• About this exercise:
List each line of the data in which the string "author" appears.

[Extracted data entries]
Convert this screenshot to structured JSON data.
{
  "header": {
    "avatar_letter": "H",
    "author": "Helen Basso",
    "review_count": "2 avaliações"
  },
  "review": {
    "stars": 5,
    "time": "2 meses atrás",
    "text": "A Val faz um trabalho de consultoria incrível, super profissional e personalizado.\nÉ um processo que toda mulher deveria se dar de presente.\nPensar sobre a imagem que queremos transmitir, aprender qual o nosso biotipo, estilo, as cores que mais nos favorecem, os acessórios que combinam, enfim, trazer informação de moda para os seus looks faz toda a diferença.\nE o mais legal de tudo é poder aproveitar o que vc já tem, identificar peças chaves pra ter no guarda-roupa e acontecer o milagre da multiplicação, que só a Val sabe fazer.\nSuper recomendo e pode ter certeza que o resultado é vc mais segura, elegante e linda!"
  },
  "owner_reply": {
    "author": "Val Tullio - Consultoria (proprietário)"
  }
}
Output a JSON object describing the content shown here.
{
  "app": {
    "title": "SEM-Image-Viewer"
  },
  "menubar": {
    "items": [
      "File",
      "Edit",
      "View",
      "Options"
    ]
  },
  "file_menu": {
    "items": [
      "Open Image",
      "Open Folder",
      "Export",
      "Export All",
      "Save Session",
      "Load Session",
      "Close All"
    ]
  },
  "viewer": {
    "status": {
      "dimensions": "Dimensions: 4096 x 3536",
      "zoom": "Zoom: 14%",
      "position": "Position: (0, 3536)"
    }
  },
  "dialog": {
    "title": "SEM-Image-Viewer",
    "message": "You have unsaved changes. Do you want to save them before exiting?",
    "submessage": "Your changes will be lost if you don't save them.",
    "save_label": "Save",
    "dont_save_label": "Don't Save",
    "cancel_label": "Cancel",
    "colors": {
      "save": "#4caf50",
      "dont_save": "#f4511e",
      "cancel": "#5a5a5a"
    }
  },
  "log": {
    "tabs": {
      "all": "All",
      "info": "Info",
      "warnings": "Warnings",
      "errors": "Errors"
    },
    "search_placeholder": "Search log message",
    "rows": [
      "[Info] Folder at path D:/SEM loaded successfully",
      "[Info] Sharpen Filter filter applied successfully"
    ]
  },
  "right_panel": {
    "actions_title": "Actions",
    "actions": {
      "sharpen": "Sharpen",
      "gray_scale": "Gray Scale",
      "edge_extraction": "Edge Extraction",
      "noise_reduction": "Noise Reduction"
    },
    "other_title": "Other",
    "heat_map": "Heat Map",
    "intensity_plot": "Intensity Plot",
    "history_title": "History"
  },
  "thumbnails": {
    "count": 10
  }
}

• Answer to the problem:
    "author": "Helen Basso",
    "author": "Val Tullio - Consultoria (proprietário)"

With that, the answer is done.